Microglia, the resident immune cells of the brain, play important roles during development. Although bi-directional communication between microglia and neuronal progenitors or immature neurons has been demonstrated, the main sites of interaction and the underlying mechanisms remain elusive. By using advanced methods, here we provide evidence that microglial processes form specialized contacts with the cell bodies of developing neurons throughout embryonic, early postnatal, and adult neurogenesis. These early developmental contacts are highly reminiscent of somatic purinergic junctions that are instrumental for microglia-neuron communication in the adult brain. The formation and maintenance of these junctions is regulated by functional microglial P2Y12 receptors, and deletion of P2Y12Rs disturbs proliferation of neuronal precursors and leads to aberrant cortical cytoarchitecture during development and in adulthood. We propose that early developmental formation of somatic purinergic junctions represents an important interface for microglia to monitor the status of immature neurons and control neurodevelopment.
- CP: Neuroscience
- neuronal development
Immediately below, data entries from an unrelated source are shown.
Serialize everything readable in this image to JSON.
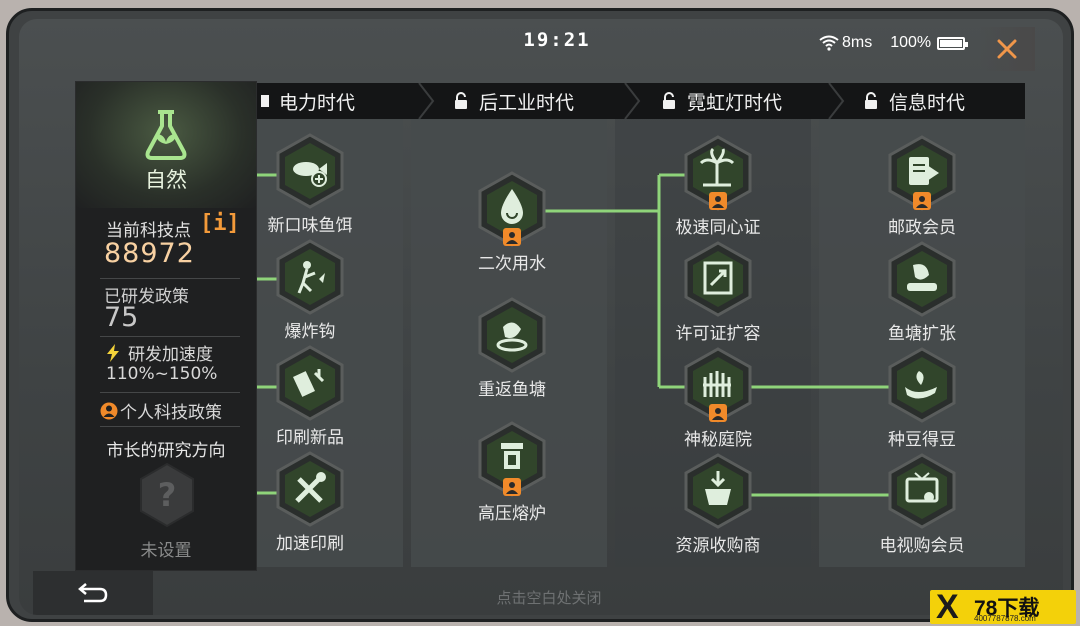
{
  "status": {
    "time": "19:21",
    "ping": "8ms",
    "battery": "100%"
  },
  "eras": [
    {
      "label": "电力时代",
      "locked": false
    },
    {
      "label": "后工业时代",
      "locked": true
    },
    {
      "label": "霓虹灯时代",
      "locked": true
    },
    {
      "label": "信息时代",
      "locked": true
    }
  ],
  "sidebar": {
    "category": "自然",
    "tech_points_label": "当前科技点",
    "info_button": "[i]",
    "tech_points_value": "88972",
    "researched_label": "已研发政策",
    "researched_value": "75",
    "speed_label": "研发加速度",
    "speed_value": "110%~150%",
    "personal_label": "个人科技政策",
    "mayor_direction": "市长的研究方向",
    "unset_label": "未设置"
  },
  "nodes": {
    "n1": {
      "label": "新口味鱼饵",
      "icon": "fish-bait-icon"
    },
    "n2": {
      "label": "爆炸钩",
      "icon": "hook-icon"
    },
    "n3": {
      "label": "印刷新品",
      "icon": "print-icon"
    },
    "n4": {
      "label": "加速印刷",
      "icon": "tools-icon"
    },
    "n5": {
      "label": "二次用水",
      "icon": "water-drop-icon"
    },
    "n6": {
      "label": "重返鱼塘",
      "icon": "fish-icon"
    },
    "n7": {
      "label": "高压熔炉",
      "icon": "furnace-icon"
    },
    "n8": {
      "label": "极速同心证",
      "icon": "palm-icon"
    },
    "n9": {
      "label": "许可证扩容",
      "icon": "license-icon"
    },
    "n10": {
      "label": "神秘庭院",
      "icon": "garden-icon"
    },
    "n11": {
      "label": "资源收购商",
      "icon": "basket-icon"
    },
    "n12": {
      "label": "邮政会员",
      "icon": "vip-icon"
    },
    "n13": {
      "label": "鱼塘扩张",
      "icon": "pond-icon"
    },
    "n14": {
      "label": "种豆得豆",
      "icon": "hand-seed-icon"
    },
    "n15": {
      "label": "电视购会员",
      "icon": "tv-icon"
    }
  },
  "footer_hint": "点击空白处关闭",
  "watermark": {
    "mark": "X",
    "text": "78下载",
    "url": "4007787878.com"
  },
  "colors": {
    "accent": "#8fd47a",
    "hex_fill": "#2a3a26",
    "hex_border": "#626563",
    "badge": "#f08a2a",
    "line": "#8fd47a"
  }
}
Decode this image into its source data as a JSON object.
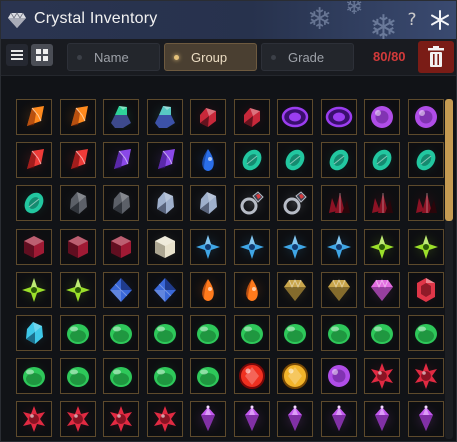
{
  "window": {
    "title": "Crystal Inventory",
    "title_icon": "diamond-icon",
    "help_label": "?",
    "close_icon": "snowflake-close-icon"
  },
  "toolbar": {
    "view_list_icon": "list-view-icon",
    "view_grid_icon": "grid-view-icon",
    "tabs": [
      {
        "label": "Name",
        "active": false
      },
      {
        "label": "Group",
        "active": true
      },
      {
        "label": "Grade",
        "active": false
      }
    ],
    "count": "80/80",
    "trash_icon": "trash-icon"
  },
  "colors": {
    "accent_gold": "#e5c27a",
    "count_red": "#d23a3a",
    "trash_bg": "#7a1c16",
    "slot_border": "#5d4a2c"
  },
  "inventory": {
    "rows": [
      [
        "amber-shard",
        "amber-shard",
        "green-ore",
        "blue-ore",
        "ruby-chip",
        "ruby-chip",
        "purple-oval",
        "purple-oval",
        "purple-round",
        "purple-round"
      ],
      [
        "red-shard",
        "red-shard",
        "violet-shard",
        "violet-shard",
        "blue-drop",
        "emerald-oval",
        "emerald-oval",
        "emerald-oval",
        "emerald-oval",
        "emerald-oval"
      ],
      [
        "emerald-oval",
        "grey-rough",
        "grey-rough",
        "silver-rough",
        "silver-rough",
        "silver-ring",
        "silver-ring",
        "ruby-cluster",
        "ruby-cluster",
        "ruby-cluster"
      ],
      [
        "ruby-cube",
        "ruby-cube",
        "ruby-cube",
        "white-cube",
        "blue-star",
        "blue-star",
        "blue-star",
        "blue-star",
        "lime-star",
        "lime-star"
      ],
      [
        "lime-star",
        "lime-star",
        "blue-mosaic",
        "blue-mosaic",
        "orange-drop",
        "orange-drop",
        "gold-gem",
        "gold-gem",
        "pink-gem",
        "crimson-gem"
      ],
      [
        "cyan-rough",
        "green-orb",
        "green-orb",
        "green-orb",
        "green-orb",
        "green-orb",
        "green-orb",
        "green-orb",
        "green-orb",
        "green-orb"
      ],
      [
        "green-orb",
        "green-orb",
        "green-orb",
        "green-orb",
        "green-orb",
        "red-round",
        "gold-round",
        "purple-round",
        "red-star",
        "red-star"
      ],
      [
        "red-star",
        "red-star",
        "red-star",
        "red-star",
        "purple-ornate",
        "purple-ornate",
        "purple-ornate",
        "purple-ornate",
        "purple-ornate",
        "purple-ornate"
      ]
    ],
    "scroll_position": 0
  }
}
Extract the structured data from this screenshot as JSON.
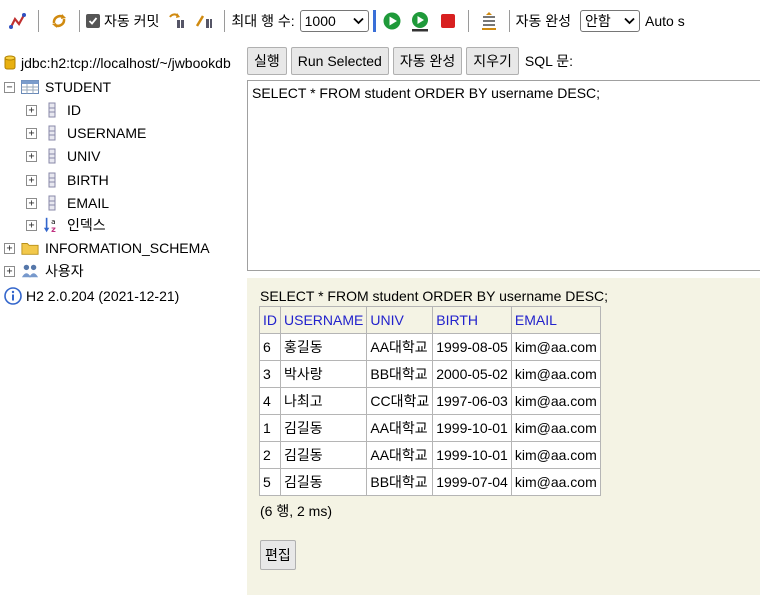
{
  "toolbar": {
    "auto_commit_label": "자동 커밋",
    "max_rows_label": "최대 행 수:",
    "max_rows_value": "1000",
    "auto_complete_label": "자동 완성",
    "auto_complete_value": "안함",
    "auto_select_label": "Auto s"
  },
  "tree": {
    "connection": "jdbc:h2:tcp://localhost/~/jwbookdb",
    "table_name": "STUDENT",
    "columns": [
      "ID",
      "USERNAME",
      "UNIV",
      "BIRTH",
      "EMAIL"
    ],
    "indexes_label": "인덱스",
    "info_schema": "INFORMATION_SCHEMA",
    "users_label": "사용자",
    "version": "H2 2.0.204 (2021-12-21)"
  },
  "buttons": {
    "run": "실행",
    "run_selected": "Run Selected",
    "auto_complete": "자동 완성",
    "clear": "지우기",
    "sql_label": "SQL 문:"
  },
  "editor": {
    "sql": "SELECT * FROM student ORDER BY username DESC;"
  },
  "result": {
    "query": "SELECT * FROM student ORDER BY username DESC;",
    "headers": [
      "ID",
      "USERNAME",
      "UNIV",
      "BIRTH",
      "EMAIL"
    ],
    "rows": [
      [
        "6",
        "홍길동",
        "AA대학교",
        "1999-08-05",
        "kim@aa.com"
      ],
      [
        "3",
        "박사랑",
        "BB대학교",
        "2000-05-02",
        "kim@aa.com"
      ],
      [
        "4",
        "나최고",
        "CC대학교",
        "1997-06-03",
        "kim@aa.com"
      ],
      [
        "1",
        "김길동",
        "AA대학교",
        "1999-10-01",
        "kim@aa.com"
      ],
      [
        "2",
        "김길동",
        "AA대학교",
        "1999-10-01",
        "kim@aa.com"
      ],
      [
        "5",
        "김길동",
        "BB대학교",
        "1999-07-04",
        "kim@aa.com"
      ]
    ],
    "count": "(6 행, 2 ms)",
    "edit_button": "편집"
  }
}
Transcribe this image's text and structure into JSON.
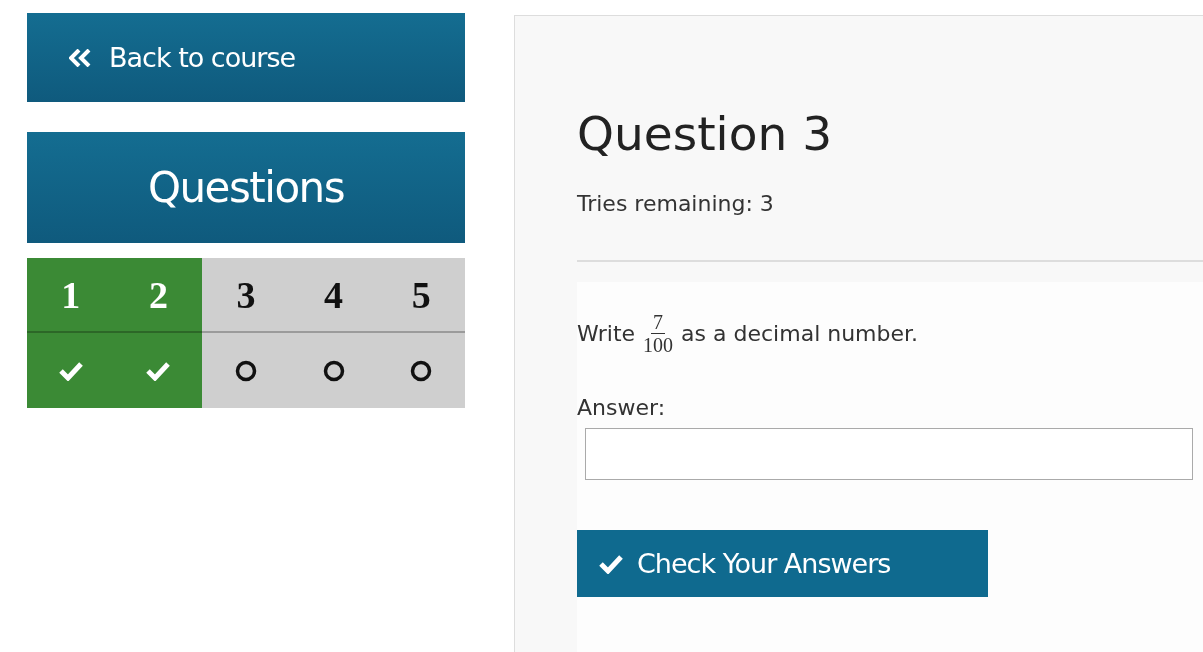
{
  "sidebar": {
    "back_link": "Back to course",
    "questions_heading": "Questions",
    "questions": [
      {
        "number": "1",
        "completed": true
      },
      {
        "number": "2",
        "completed": true
      },
      {
        "number": "3",
        "completed": false
      },
      {
        "number": "4",
        "completed": false
      },
      {
        "number": "5",
        "completed": false
      }
    ]
  },
  "question": {
    "title": "Question 3",
    "tries": "Tries remaining: 3",
    "prompt": {
      "before": "Write",
      "numerator": "7",
      "denominator": "100",
      "after": "as a decimal number."
    },
    "answer_label": "Answer:",
    "submit": "Check Your Answers"
  }
}
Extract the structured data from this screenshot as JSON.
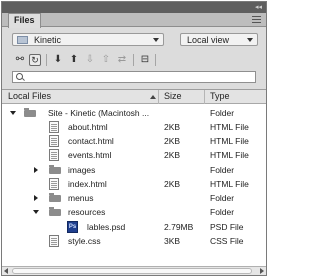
{
  "panel": {
    "tab_label": "Files"
  },
  "toolbar": {
    "site_name": "Kinetic",
    "view_mode": "Local view",
    "icons": [
      "connect-icon",
      "refresh-icon",
      "get-icon",
      "put-icon",
      "check-out-icon",
      "check-in-icon",
      "sync-icon",
      "expand-icon"
    ]
  },
  "search": {
    "placeholder": ""
  },
  "columns": {
    "name": "Local Files",
    "size": "Size",
    "type": "Type"
  },
  "rows": [
    {
      "name": "Site - Kinetic (Macintosh ...",
      "size": "",
      "type": "Folder",
      "kind": "site",
      "expander": "open"
    },
    {
      "name": "about.html",
      "size": "2KB",
      "type": "HTML File",
      "kind": "file",
      "expander": ""
    },
    {
      "name": "contact.html",
      "size": "2KB",
      "type": "HTML File",
      "kind": "file",
      "expander": ""
    },
    {
      "name": "events.html",
      "size": "2KB",
      "type": "HTML File",
      "kind": "file",
      "expander": ""
    },
    {
      "name": "images",
      "size": "",
      "type": "Folder",
      "kind": "folder",
      "expander": "closed"
    },
    {
      "name": "index.html",
      "size": "2KB",
      "type": "HTML File",
      "kind": "file",
      "expander": ""
    },
    {
      "name": "menus",
      "size": "",
      "type": "Folder",
      "kind": "folder",
      "expander": "closed"
    },
    {
      "name": "resources",
      "size": "",
      "type": "Folder",
      "kind": "folder",
      "expander": "open"
    },
    {
      "name": "lables.psd",
      "size": "2.79MB",
      "type": "PSD File",
      "kind": "psd",
      "expander": ""
    },
    {
      "name": "style.css",
      "size": "3KB",
      "type": "CSS File",
      "kind": "file",
      "expander": ""
    }
  ]
}
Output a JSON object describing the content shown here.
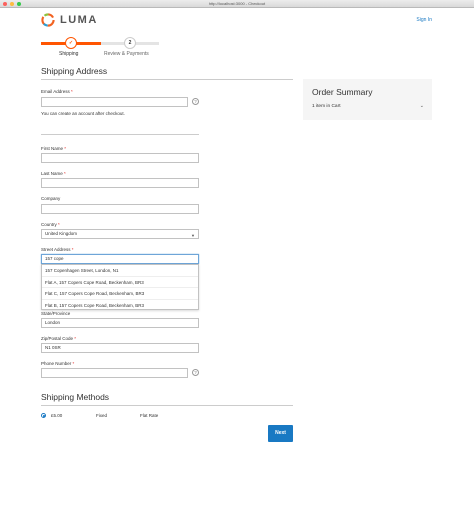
{
  "window": {
    "title": "http://localhost:3000 - Checkout",
    "dot_colors": [
      "#fc605c",
      "#fdbc40",
      "#34c84a"
    ]
  },
  "header": {
    "logo_text": "LUMA",
    "signin_label": "Sign In"
  },
  "progress": {
    "steps": [
      {
        "number": "",
        "label": "Shipping",
        "state": "active"
      },
      {
        "number": "2",
        "label": "Review & Payments",
        "state": "pending"
      }
    ],
    "accent": "#ff5501"
  },
  "shipping_address": {
    "title": "Shipping Address",
    "email": {
      "label": "Email Address",
      "required": "*",
      "value": "",
      "note": "You can create an account after checkout."
    },
    "first_name": {
      "label": "First Name",
      "required": "*",
      "value": ""
    },
    "last_name": {
      "label": "Last Name",
      "required": "*",
      "value": ""
    },
    "company": {
      "label": "Company",
      "value": ""
    },
    "country": {
      "label": "Country",
      "required": "*",
      "value": "United Kingdom"
    },
    "street": {
      "label": "Street Address",
      "required": "*",
      "value": "157 cope"
    },
    "suggestions": [
      "157 Copenhagen Street, London, N1",
      "Flat A, 157 Copers Cope Road, Beckenham, BR3",
      "Flat C, 157 Copers Cope Road, Beckenham, BR3",
      "Flat B, 157 Copers Cope Road, Beckenham, BR3"
    ],
    "state": {
      "label": "State/Province",
      "value": "London"
    },
    "zip": {
      "label": "Zip/Postal Code",
      "required": "*",
      "value": "N1 0SR"
    },
    "phone": {
      "label": "Phone Number",
      "required": "*",
      "value": ""
    },
    "help_glyph": "?"
  },
  "order_summary": {
    "title": "Order Summary",
    "items_label": "1 item in Cart"
  },
  "shipping_methods": {
    "title": "Shipping Methods",
    "method": {
      "price": "£5.00",
      "name": "Fixed",
      "carrier": "Flat Rate"
    }
  },
  "next_button": "Next",
  "accent": "#1979c3"
}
- somatic junction
ASJC Scopus subject areas
- Biochemistry, Genetics and Molecular Biology(all)